One of the most interesting project initiatives that has come about in the last few years is the “Homeless Homes Project”. California-based artist Gregory Kloehn started the project. Before Kloehn started this unique venture, he was regularly sculpting expensive pieces for wealthy art collectors. After some time as an artist, Kloehn came to the realization that his pricy sculptures were just sitting in wealthy people’s homes. It was then that the artist decided he needed to work towards making a meaningful change. Initally, Kloehn was inspired by the home environmental movement and began building and selling non-traditional houses in the form of mobile shelters for people in need.
The catch? Kloehn builds all of the shelters out of trash. His homes are only about the size of a sofa, but often come with comfort luxuries such as a pitched roof to keep out the rain and wheels that allow the home to be mobile.
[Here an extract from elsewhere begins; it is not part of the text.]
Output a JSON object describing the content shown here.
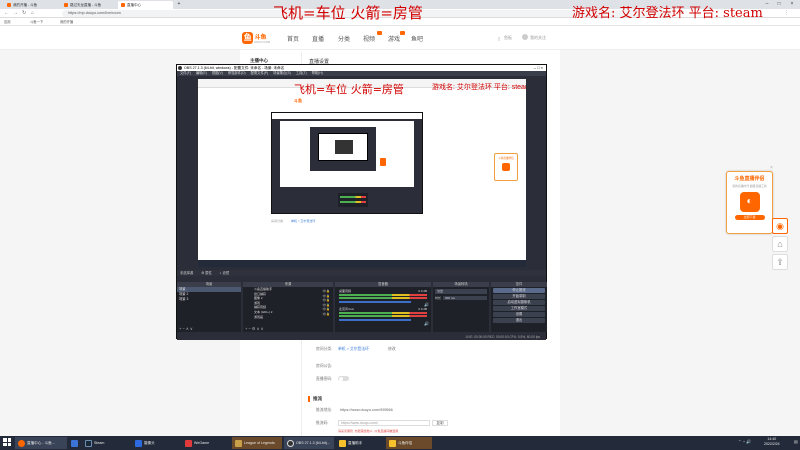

Kloehn mostly uses illegally dumped trash that has piled up in the streets of a semi-industrial area, called West Oakland.
Not convinced that a house made of banana peels and chewed bubble gum could be considered ‘home’? Not to worry. Kloehn is creative in his uses. He has frequently used discarded wood pallets for a foundation, with extras such as windows, mirrors and cup holders. Several of the completed homes have been insulated using discarded pizza delivery bags.
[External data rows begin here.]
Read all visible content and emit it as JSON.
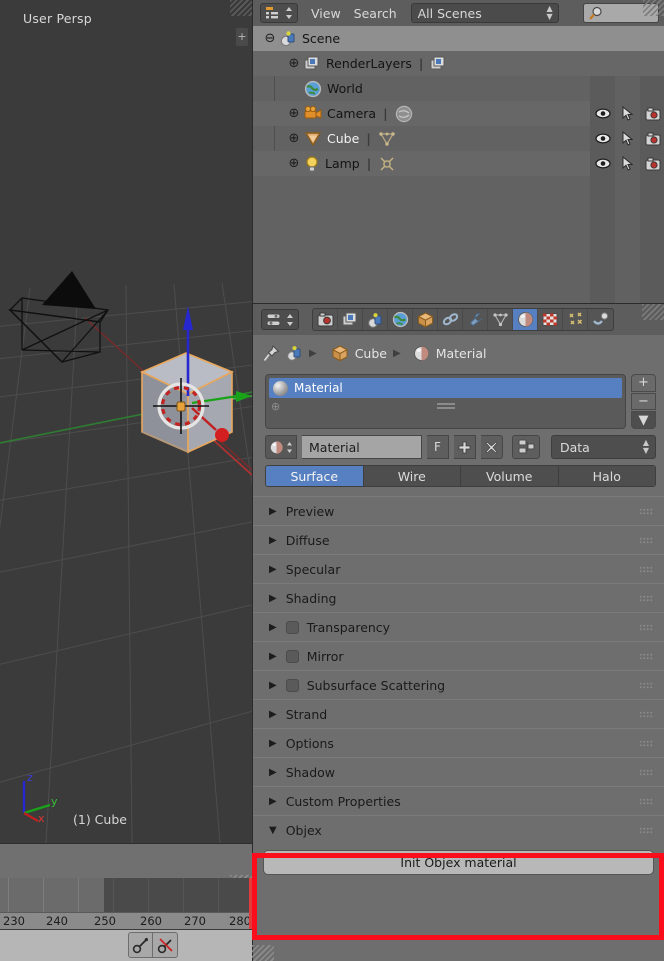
{
  "viewport": {
    "persp_label": "User Persp",
    "object_label": "(1) Cube",
    "axis": {
      "x": "x",
      "y": "y",
      "z": "z"
    },
    "plus_icon": "plus-icon",
    "grid_color": "#4a4a4a",
    "bg_color": "#3b3b3b"
  },
  "timeline": {
    "ticks": [
      "230",
      "240",
      "250",
      "260",
      "270",
      "280"
    ],
    "playhead_color": "#e23b3b"
  },
  "bottombar": {
    "buttons": [
      {
        "name": "bone-link-icon",
        "label": ""
      },
      {
        "name": "bone-unlink-icon",
        "label": ""
      }
    ]
  },
  "outliner": {
    "editor_type_icon": "outliner-editor-icon",
    "menus": [
      "View",
      "Search"
    ],
    "scene_filter": "All Scenes",
    "search_placeholder": "",
    "search_icon": "search-icon",
    "rows": [
      {
        "indent": 0,
        "twisty": "minus",
        "icon": "scene-icon",
        "label": "Scene",
        "selected": true,
        "white": false,
        "restrict": false
      },
      {
        "indent": 1,
        "twisty": "plus",
        "icon": "renderlayers-icon",
        "label": "RenderLayers",
        "sub_icon": "renderlayer-data-icon",
        "selected": false,
        "white": false,
        "restrict": false
      },
      {
        "indent": 1,
        "twisty": "none",
        "icon": "world-icon",
        "label": "World",
        "selected": false,
        "white": false,
        "restrict": false
      },
      {
        "indent": 1,
        "twisty": "plus",
        "icon": "camera-icon",
        "label": "Camera",
        "sub_icon": "camera-data-icon",
        "selected": false,
        "white": false,
        "restrict": true
      },
      {
        "indent": 1,
        "twisty": "plus",
        "icon": "mesh-object-icon",
        "label": "Cube",
        "sub_icon": "mesh-data-icon",
        "selected": false,
        "white": true,
        "restrict": true
      },
      {
        "indent": 1,
        "twisty": "plus",
        "icon": "lamp-icon",
        "label": "Lamp",
        "sub_icon": "lamp-data-icon",
        "selected": false,
        "white": false,
        "restrict": true
      }
    ],
    "restrict_columns": [
      "eye-icon",
      "cursor-arrow-icon",
      "camera-render-icon"
    ]
  },
  "properties": {
    "editor_type_icon": "properties-editor-icon",
    "tabs": [
      {
        "name": "tab-render",
        "icon": "camera-back-icon",
        "active": false
      },
      {
        "name": "tab-render-layers",
        "icon": "images-icon",
        "active": false
      },
      {
        "name": "tab-scene",
        "icon": "scene-icon",
        "active": false
      },
      {
        "name": "tab-world",
        "icon": "world-icon",
        "active": false
      },
      {
        "name": "tab-object",
        "icon": "cube-icon",
        "active": false
      },
      {
        "name": "tab-constraints",
        "icon": "chain-icon",
        "active": false
      },
      {
        "name": "tab-modifiers",
        "icon": "wrench-icon",
        "active": false
      },
      {
        "name": "tab-data",
        "icon": "mesh-triangle-icon",
        "active": false
      },
      {
        "name": "tab-material",
        "icon": "material-sphere-icon",
        "active": true
      },
      {
        "name": "tab-texture",
        "icon": "checker-icon",
        "active": false
      },
      {
        "name": "tab-particles",
        "icon": "particles-icon",
        "active": false
      },
      {
        "name": "tab-physics",
        "icon": "physics-icon",
        "active": false
      }
    ],
    "breadcrumb": {
      "pin_icon": "pin-icon",
      "scene_icon": "scene-icon",
      "items": [
        {
          "icon": "cube-icon",
          "label": "Cube"
        },
        {
          "icon": "material-sphere-icon",
          "label": "Material"
        }
      ]
    },
    "slot_list": {
      "slots": [
        {
          "label": "Material",
          "selected": true
        }
      ],
      "buttons": [
        {
          "name": "add-slot-button",
          "glyph": "+"
        },
        {
          "name": "remove-slot-button",
          "glyph": "−"
        },
        {
          "name": "slot-specials-button",
          "glyph": "▼"
        }
      ]
    },
    "datablock": {
      "icon": "material-sphere-icon",
      "name": "Material",
      "fake_user_label": "F",
      "new_label": "+",
      "unlink_label": "✕",
      "nodes_icon": "use-nodes-icon",
      "link_value": "Data"
    },
    "type_tabs": [
      {
        "label": "Surface",
        "active": true
      },
      {
        "label": "Wire",
        "active": false
      },
      {
        "label": "Volume",
        "active": false
      },
      {
        "label": "Halo",
        "active": false
      }
    ],
    "panels": [
      {
        "label": "Preview",
        "open": false,
        "checkbox": false
      },
      {
        "label": "Diffuse",
        "open": false,
        "checkbox": false
      },
      {
        "label": "Specular",
        "open": false,
        "checkbox": false
      },
      {
        "label": "Shading",
        "open": false,
        "checkbox": false
      },
      {
        "label": "Transparency",
        "open": false,
        "checkbox": true
      },
      {
        "label": "Mirror",
        "open": false,
        "checkbox": true
      },
      {
        "label": "Subsurface Scattering",
        "open": false,
        "checkbox": true
      },
      {
        "label": "Strand",
        "open": false,
        "checkbox": false
      },
      {
        "label": "Options",
        "open": false,
        "checkbox": false
      },
      {
        "label": "Shadow",
        "open": false,
        "checkbox": false
      },
      {
        "label": "Custom Properties",
        "open": false,
        "checkbox": false
      }
    ],
    "objex_panel": {
      "label": "Objex",
      "open": true,
      "button_label": "Init Objex material"
    }
  },
  "highlight": {
    "color": "#fb0d1b",
    "target": "objex-panel"
  }
}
Kloehn has even gone so far as to live in a tiny structure himself. In 2011, he was living in New York City in a home made from a steel dumpster. At the time, he had put about $4,000 into his 6-feet by 6-feet living quarters (imagine the size of a camping tent). The artist revealed to the media that he had the space shipped from Oakland to New York City and stays there with his wife whenever they’re in town. Kudos to that woman for fitting her shoes, body, and man into a 6 ft x 6 ft space.
As Kloehn’s concept began to spread via word of mouth, he found himself inundated with people willing to help the cause. Between money donations, material donations, work-space, and builders lending a hand, the community was behind him in full force.Wonder, a homeless woman Kloehn had known for several years, was delighted with her new humble abode. Wonder previously occupied a tarp draped over a couch. When she saw her new home, she said “this is the best home I’ve had in five years.”
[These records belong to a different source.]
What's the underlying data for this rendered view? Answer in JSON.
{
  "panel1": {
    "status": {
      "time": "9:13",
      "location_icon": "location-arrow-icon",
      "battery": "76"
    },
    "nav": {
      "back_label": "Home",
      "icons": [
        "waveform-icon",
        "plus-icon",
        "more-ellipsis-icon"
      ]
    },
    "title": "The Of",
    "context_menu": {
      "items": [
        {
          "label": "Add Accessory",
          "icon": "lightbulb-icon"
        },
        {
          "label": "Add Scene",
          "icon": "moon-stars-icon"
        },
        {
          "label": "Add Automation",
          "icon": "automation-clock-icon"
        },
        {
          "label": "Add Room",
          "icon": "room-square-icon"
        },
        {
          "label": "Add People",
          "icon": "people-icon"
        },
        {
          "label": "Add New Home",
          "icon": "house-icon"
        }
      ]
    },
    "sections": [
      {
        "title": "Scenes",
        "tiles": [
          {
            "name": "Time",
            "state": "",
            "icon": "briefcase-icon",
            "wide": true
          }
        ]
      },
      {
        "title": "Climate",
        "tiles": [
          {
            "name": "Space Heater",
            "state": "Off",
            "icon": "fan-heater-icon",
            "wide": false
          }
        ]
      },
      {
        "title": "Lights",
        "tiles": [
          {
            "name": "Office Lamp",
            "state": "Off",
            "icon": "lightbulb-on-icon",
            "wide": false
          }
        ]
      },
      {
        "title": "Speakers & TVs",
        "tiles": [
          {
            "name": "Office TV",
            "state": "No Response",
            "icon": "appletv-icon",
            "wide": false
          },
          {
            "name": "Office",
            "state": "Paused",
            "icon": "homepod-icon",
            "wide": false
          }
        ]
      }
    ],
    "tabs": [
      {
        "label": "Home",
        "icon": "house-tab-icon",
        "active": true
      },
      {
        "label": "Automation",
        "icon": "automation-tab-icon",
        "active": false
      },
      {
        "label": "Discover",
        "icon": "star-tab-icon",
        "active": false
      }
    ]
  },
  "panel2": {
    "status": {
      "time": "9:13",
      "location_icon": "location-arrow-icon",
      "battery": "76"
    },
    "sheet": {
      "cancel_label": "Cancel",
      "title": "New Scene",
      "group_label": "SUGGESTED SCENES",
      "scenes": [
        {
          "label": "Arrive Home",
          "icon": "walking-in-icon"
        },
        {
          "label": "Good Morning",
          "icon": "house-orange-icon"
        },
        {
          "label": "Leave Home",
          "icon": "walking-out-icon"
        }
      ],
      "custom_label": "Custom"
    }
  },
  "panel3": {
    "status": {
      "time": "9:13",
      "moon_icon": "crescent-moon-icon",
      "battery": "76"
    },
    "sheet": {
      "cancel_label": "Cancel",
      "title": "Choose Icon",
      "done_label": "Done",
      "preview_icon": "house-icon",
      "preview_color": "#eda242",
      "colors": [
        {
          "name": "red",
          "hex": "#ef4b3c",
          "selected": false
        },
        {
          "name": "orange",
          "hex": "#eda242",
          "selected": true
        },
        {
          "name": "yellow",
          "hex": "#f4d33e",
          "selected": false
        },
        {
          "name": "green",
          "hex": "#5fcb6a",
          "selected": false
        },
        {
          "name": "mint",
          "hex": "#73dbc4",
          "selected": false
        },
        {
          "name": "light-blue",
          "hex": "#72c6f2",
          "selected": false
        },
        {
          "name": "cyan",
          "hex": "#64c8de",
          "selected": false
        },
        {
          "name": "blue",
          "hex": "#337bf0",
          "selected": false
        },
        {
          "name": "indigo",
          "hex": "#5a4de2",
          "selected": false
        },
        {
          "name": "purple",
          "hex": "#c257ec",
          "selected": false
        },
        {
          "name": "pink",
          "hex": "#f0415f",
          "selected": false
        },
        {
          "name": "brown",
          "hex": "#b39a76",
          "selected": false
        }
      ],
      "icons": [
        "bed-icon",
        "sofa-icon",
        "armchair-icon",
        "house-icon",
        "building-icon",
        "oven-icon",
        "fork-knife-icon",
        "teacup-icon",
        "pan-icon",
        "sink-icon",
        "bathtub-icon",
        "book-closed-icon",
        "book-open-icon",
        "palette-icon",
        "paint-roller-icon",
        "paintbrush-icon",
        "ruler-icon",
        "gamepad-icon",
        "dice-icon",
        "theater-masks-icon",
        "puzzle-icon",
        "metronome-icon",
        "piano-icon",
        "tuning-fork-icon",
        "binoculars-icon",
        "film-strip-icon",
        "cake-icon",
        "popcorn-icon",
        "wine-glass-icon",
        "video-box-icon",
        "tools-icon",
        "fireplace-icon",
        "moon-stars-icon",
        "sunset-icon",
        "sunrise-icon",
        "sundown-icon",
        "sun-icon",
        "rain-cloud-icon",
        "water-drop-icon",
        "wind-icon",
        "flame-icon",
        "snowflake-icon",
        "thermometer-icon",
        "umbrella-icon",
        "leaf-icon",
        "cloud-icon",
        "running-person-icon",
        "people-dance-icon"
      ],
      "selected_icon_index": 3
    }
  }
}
Homeless people throughout Oakland appreciated the 43-year old artist’s work. Beyond the Homeless Homes Project, Kloehn sells homes, bars, and restaurants made of shipping containers, many of which have ended up in the Red Hook area of Brooklyn, New York.
“I kind of think if you’re putting so much effort into something it would be nice if it did something”, the artist said when asked to speak further regarding his inspiration. Since the project gained traction in early 2014, Kloehn has simplified his process to be able to craft homes quicker and using less materials. Although he has no plans to provide housing for Oakland’s entirety of homeless people, he also has no plans to stop building (and giving). He has self-published a book titled “Homeless Architecture” that shares observations of the homeless shanties he has seen in his neighborhood.
Reading about Kloehn and his creative approach at giving back left me with some serious guilt. I mean, I wish I could turn my trash into something cool. While I’m caught up trying to find excuses for why I missed what was supposed to be a “nothing but net” trashcan shot (frequently used: the air conditioning blew it the wrong way), it is thrilling to know that others see potential in what has been trashed.